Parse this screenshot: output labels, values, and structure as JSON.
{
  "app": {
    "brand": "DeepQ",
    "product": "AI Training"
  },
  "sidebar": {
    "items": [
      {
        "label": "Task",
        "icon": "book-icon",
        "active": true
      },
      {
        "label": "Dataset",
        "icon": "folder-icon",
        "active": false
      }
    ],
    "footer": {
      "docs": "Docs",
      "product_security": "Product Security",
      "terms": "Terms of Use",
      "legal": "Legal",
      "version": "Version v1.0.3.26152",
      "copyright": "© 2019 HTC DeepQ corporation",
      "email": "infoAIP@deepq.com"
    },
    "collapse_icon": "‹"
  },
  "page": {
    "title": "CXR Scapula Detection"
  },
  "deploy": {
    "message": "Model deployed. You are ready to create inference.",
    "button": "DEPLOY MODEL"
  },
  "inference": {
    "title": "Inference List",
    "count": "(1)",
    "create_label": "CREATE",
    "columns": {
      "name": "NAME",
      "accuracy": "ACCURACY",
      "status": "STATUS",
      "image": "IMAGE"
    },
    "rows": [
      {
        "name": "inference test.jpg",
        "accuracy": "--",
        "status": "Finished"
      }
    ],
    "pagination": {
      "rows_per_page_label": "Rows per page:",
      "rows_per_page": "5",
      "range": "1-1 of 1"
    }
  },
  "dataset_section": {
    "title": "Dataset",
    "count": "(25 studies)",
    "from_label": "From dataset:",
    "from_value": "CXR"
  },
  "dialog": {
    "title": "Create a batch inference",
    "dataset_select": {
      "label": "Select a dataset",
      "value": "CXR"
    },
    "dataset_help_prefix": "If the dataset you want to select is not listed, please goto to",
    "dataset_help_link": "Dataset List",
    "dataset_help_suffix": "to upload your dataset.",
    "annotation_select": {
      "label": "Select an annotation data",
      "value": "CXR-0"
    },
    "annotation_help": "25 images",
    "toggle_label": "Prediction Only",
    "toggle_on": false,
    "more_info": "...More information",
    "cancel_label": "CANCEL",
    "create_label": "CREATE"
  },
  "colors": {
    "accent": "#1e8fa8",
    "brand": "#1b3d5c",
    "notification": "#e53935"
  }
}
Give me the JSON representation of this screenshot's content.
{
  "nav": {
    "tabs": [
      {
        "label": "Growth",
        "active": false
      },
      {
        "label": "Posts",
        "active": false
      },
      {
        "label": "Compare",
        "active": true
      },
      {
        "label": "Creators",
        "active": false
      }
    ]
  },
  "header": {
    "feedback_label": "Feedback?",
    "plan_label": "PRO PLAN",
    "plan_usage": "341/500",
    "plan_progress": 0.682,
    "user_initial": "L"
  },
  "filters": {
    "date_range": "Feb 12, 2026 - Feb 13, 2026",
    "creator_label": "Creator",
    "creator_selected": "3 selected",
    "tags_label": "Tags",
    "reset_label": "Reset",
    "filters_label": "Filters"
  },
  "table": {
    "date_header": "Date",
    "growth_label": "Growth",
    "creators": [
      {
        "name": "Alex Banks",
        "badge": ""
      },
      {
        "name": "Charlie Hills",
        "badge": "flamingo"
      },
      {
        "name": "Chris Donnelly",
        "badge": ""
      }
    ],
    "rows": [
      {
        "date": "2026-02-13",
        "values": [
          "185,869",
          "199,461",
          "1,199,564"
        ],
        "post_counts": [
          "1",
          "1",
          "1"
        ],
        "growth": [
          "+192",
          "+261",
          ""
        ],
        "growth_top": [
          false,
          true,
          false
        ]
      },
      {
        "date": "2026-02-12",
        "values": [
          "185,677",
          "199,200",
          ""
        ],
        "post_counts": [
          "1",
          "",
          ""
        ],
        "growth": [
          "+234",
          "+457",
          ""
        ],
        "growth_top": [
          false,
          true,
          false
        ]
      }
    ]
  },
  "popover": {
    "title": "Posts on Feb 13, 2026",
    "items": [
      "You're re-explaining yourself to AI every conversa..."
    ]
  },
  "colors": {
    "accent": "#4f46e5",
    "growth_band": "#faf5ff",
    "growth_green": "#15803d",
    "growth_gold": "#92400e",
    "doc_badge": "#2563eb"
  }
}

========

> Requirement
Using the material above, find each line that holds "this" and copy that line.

> Your solution
Parse this screenshot: output labels, values, and structure as JSON.
Give me the JSON representation of this screenshot's content.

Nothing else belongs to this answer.